Exercise brief: Filter the entries for lines with the word "Admitidos".

Exercise material:
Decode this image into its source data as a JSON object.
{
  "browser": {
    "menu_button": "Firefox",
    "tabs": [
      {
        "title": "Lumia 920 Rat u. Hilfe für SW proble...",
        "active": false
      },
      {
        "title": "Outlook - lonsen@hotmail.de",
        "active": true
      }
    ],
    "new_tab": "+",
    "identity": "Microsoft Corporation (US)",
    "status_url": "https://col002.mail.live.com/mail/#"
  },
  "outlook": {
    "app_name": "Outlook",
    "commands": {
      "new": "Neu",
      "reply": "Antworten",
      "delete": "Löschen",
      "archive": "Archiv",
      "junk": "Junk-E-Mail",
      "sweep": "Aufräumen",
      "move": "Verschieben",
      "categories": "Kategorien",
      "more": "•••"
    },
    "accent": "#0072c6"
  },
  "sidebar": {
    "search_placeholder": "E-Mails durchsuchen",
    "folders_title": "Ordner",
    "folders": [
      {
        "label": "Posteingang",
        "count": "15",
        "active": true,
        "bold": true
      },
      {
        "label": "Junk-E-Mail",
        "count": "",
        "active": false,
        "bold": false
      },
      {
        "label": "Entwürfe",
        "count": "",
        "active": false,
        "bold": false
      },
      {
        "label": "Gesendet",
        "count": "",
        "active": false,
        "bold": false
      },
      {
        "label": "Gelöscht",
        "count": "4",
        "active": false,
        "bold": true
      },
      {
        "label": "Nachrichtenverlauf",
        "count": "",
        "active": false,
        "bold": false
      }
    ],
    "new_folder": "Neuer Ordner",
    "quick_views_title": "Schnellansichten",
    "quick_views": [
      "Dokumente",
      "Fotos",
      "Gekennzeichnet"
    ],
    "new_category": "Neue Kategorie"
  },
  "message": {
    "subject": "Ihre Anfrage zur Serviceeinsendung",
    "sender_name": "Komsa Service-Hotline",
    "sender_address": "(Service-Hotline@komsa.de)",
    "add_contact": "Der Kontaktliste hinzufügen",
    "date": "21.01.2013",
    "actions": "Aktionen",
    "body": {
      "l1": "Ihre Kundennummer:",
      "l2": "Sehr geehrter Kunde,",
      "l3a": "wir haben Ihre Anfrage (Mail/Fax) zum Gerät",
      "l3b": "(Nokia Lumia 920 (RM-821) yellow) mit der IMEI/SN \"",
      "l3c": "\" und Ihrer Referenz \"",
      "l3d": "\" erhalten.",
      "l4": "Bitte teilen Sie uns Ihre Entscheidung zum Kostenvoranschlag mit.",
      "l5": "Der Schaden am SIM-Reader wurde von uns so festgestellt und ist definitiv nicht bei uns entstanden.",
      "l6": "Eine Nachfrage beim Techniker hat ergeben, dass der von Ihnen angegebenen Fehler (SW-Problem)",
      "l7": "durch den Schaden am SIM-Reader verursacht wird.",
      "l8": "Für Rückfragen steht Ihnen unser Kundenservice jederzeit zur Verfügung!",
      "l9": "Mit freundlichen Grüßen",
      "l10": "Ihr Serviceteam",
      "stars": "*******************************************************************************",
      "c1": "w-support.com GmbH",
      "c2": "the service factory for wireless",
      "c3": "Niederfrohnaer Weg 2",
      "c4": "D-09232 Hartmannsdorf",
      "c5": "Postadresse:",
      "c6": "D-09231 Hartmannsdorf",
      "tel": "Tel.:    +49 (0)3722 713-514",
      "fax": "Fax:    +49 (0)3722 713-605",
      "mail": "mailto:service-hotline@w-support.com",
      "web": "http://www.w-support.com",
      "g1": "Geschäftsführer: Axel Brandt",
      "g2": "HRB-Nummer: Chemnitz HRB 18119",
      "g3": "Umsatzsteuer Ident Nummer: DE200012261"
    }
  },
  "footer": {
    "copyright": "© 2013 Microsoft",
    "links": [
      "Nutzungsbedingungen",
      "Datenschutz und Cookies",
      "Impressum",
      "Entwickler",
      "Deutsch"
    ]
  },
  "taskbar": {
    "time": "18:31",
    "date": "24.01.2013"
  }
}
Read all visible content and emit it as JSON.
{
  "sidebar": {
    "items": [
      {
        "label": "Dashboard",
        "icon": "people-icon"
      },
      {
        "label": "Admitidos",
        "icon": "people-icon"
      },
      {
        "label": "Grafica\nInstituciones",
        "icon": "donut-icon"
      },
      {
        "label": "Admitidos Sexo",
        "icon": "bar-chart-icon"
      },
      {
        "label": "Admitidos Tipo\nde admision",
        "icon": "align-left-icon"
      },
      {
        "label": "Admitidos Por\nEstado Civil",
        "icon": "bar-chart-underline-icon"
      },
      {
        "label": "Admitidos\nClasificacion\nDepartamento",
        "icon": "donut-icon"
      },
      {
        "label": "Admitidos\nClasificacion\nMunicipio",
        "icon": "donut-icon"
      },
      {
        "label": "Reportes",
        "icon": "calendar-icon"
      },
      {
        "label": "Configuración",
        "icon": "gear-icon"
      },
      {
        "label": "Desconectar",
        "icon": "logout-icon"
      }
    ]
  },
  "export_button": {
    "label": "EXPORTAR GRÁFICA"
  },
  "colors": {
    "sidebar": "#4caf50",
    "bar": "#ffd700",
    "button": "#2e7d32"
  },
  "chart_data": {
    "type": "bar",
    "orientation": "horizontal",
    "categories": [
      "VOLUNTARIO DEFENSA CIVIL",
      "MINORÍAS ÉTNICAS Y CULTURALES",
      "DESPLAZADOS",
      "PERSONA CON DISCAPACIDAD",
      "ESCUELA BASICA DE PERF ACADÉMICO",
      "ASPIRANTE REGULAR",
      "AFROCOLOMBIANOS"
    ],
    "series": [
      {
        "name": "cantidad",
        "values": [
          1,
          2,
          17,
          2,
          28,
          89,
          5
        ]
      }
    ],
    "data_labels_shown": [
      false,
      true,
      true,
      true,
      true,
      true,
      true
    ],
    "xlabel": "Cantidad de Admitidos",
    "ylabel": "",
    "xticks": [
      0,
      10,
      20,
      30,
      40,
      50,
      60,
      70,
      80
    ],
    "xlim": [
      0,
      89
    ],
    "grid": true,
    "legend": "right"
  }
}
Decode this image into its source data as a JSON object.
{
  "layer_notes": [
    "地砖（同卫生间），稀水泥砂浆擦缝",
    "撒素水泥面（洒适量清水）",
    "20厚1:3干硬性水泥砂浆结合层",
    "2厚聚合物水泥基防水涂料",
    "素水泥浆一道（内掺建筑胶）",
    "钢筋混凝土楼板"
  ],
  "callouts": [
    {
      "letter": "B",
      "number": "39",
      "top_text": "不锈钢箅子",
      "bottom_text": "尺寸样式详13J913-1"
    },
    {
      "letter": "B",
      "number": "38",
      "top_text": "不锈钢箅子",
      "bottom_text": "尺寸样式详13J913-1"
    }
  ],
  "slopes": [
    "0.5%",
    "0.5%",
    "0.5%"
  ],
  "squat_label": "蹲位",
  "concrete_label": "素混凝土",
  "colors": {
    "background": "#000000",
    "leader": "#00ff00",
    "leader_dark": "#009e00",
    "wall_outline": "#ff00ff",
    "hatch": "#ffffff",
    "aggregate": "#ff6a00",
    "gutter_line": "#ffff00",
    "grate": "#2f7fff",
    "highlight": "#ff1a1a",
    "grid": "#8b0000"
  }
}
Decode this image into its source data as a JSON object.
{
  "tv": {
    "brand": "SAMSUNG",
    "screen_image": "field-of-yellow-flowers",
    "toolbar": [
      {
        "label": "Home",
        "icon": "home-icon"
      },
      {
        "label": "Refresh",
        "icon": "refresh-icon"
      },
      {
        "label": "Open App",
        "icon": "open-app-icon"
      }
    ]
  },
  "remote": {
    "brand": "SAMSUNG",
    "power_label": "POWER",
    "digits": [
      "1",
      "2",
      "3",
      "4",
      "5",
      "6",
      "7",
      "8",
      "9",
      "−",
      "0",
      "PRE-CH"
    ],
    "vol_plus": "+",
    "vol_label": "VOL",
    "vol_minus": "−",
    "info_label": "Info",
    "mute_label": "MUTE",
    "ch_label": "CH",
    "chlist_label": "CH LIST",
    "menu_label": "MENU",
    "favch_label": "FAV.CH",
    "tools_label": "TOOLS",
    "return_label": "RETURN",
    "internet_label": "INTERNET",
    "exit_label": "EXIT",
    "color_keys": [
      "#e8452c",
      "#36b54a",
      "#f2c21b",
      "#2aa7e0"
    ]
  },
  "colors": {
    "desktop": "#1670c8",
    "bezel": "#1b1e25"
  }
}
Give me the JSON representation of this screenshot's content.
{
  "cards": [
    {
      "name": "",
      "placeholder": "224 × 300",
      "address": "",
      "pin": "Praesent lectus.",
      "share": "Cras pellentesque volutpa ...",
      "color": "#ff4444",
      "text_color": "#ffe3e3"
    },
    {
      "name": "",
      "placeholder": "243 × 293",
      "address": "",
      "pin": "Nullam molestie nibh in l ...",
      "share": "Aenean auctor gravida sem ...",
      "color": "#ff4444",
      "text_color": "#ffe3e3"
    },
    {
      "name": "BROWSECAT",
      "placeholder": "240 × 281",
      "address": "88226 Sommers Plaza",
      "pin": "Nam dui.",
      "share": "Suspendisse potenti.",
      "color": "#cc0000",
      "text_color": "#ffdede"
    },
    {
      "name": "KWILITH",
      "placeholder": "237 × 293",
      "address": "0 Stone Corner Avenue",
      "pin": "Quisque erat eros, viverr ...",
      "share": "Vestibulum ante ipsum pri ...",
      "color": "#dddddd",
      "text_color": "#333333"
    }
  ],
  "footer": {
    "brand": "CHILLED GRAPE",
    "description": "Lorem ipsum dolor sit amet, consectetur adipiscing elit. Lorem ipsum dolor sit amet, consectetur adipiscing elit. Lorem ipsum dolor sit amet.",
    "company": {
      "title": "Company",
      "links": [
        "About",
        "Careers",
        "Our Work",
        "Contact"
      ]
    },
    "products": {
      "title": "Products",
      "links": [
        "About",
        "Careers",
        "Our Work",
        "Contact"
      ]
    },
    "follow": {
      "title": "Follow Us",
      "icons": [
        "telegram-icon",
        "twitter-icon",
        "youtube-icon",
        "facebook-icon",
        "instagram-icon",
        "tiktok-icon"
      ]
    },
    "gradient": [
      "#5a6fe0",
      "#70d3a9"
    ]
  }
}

Answer to this exercise:
        "label": "Admitidos",
        "label": "Admitidos Sexo",
        "label": "Admitidos Tipo\nde admision",
        "label": "Admitidos Por\nEstado Civil",
        "label": "Admitidos\nClasificacion\nDepartamento",
        "label": "Admitidos\nClasificacion\nMunicipio",
    "xlabel": "Cantidad de Admitidos",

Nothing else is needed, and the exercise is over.